THE PACIFIC CROSSED; THE PHILIPPINES DISCOVERED. - The Portuguese meantime, by sailing around Africa, had reached the Spice Islands. So far beyond India were these islands that the Portuguese sailor Ferdinand Magellan took up the old idea of Columbus, and maintained that they could be most easily reached by sailing west. To this proposition the king of Portugal would not listen; so Magellan persuaded the king of Spain to let him try; and in 1519 set sail with five small ships. He crossed the Atlantic to the mouth of the Plata, and went south till storms and cold drove him into winter quarters.  In August, 1520 (early spring in the southern hemisphere), he went on his way and entered the strait which now bears his name. One of the ships had been wrecked. In the strait another stole away and went home. The three remaining vessels passed safely through, and out into an ocean so quiet compared with the stormy Atlantic that Magellan called it the Pacific. Across this the explorers sailed for five months before they came to a group of islands which Magellan called the Ladrones (Spanish for robbers) because the natives were so thievish.  Ten days later they reached another group, afterward named the Philippines. 
On one of these islands Magellan and many of his men were slain.  Two of the ships then went southward to the Spice Islands, where they loaded with spices. One now started for Panama, but was forced to return. The other sailed around Africa, and in 1522 reached Spain in safety. It had sailed around the world. The surviving captain was greatly honored. The king ennobled him, and on his coat of arms was a globe with the motto "You first sailed around me."
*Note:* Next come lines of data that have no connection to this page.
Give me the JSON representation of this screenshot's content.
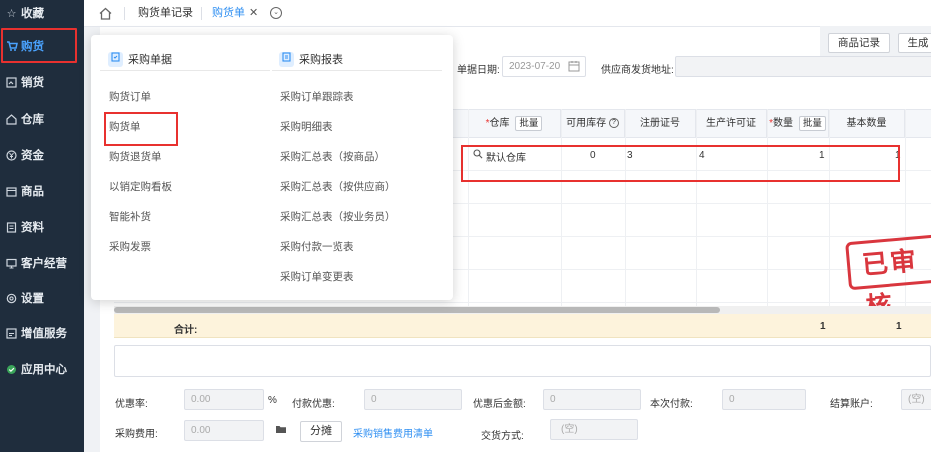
{
  "sidebar": {
    "items": [
      {
        "label": "收藏",
        "icon": "star-icon"
      },
      {
        "label": "购货",
        "icon": "cart-icon",
        "active": true
      },
      {
        "label": "销货",
        "icon": "sales-icon"
      },
      {
        "label": "仓库",
        "icon": "warehouse-icon"
      },
      {
        "label": "资金",
        "icon": "yen-icon"
      },
      {
        "label": "商品",
        "icon": "goods-icon"
      },
      {
        "label": "资料",
        "icon": "file-icon"
      },
      {
        "label": "客户经营",
        "icon": "monitor-icon"
      },
      {
        "label": "设置",
        "icon": "gear-icon"
      },
      {
        "label": "增值服务",
        "icon": "service-icon"
      },
      {
        "label": "应用中心",
        "icon": "app-center-icon"
      }
    ]
  },
  "tabs": [
    {
      "label": "购货单记录"
    },
    {
      "label": "购货单",
      "active": true
    }
  ],
  "actions": {
    "product_record": "商品记录",
    "generate": "生成"
  },
  "form": {
    "date_label": "单据日期:",
    "date_value": "2023-07-20",
    "address_label": "供应商发货地址:"
  },
  "grid": {
    "headers": {
      "warehouse": "仓库",
      "batch": "批量",
      "stock": "可用库存",
      "reg_no": "注册证号",
      "license": "生产许可证",
      "qty": "数量",
      "base_qty": "基本数量"
    },
    "row": {
      "warehouse": "默认仓库",
      "stock": "0",
      "reg_no": "3",
      "license": "4",
      "qty": "1",
      "base_qty": "1"
    },
    "total_label": "合计:",
    "total_qty": "1",
    "total_base_qty": "1"
  },
  "stamp": "已审核",
  "footer": {
    "discount_rate_label": "优惠率:",
    "discount_rate_value": "0.00",
    "percent": "%",
    "pay_discount_label": "付款优惠:",
    "pay_discount_value": "0",
    "after_discount_label": "优惠后金额:",
    "after_discount_value": "0",
    "this_payment_label": "本次付款:",
    "this_payment_value": "0",
    "account_label": "结算账户:",
    "account_value": "(空)",
    "purchase_fee_label": "采购费用:",
    "purchase_fee_value": "0.00",
    "allocate_button": "分摊",
    "fee_list_link": "采购销售费用清单",
    "trade_method_label": "交货方式:",
    "trade_method_value": "(空)"
  },
  "dropdown": {
    "left_title": "采购单据",
    "right_title": "采购报表",
    "left_items": [
      "购货订单",
      "购货单",
      "购货退货单",
      "以销定购看板",
      "智能补货",
      "采购发票"
    ],
    "right_items": [
      "采购订单跟踪表",
      "采购明细表",
      "采购汇总表（按商品）",
      "采购汇总表（按供应商）",
      "采购汇总表（按业务员）",
      "采购付款一览表",
      "采购订单变更表"
    ]
  }
}
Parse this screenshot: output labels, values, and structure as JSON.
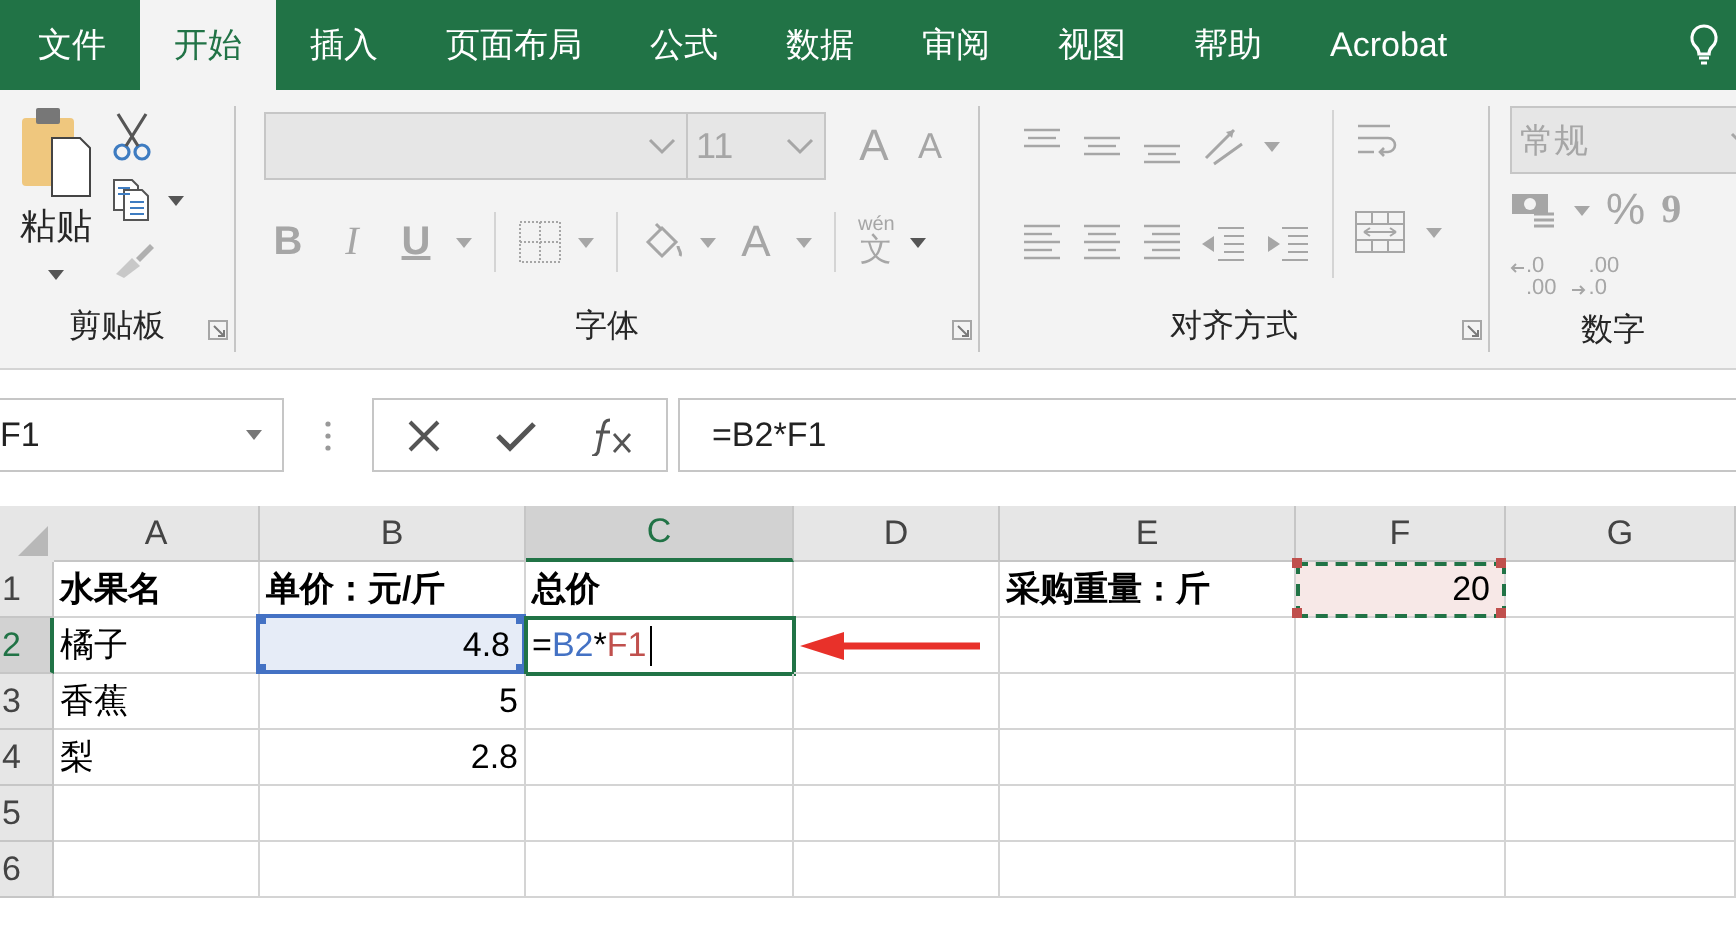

RESULTS OF THE VOYAGE. - Of all the voyages ever made by man up to that time, this of Magellan and his men was the greatest. It gave positive proof that the earth is a sphere. It revealed the vast width of the Pacific. It showed that America was probably not a part of Asia, and changed the geographical ideas of the time.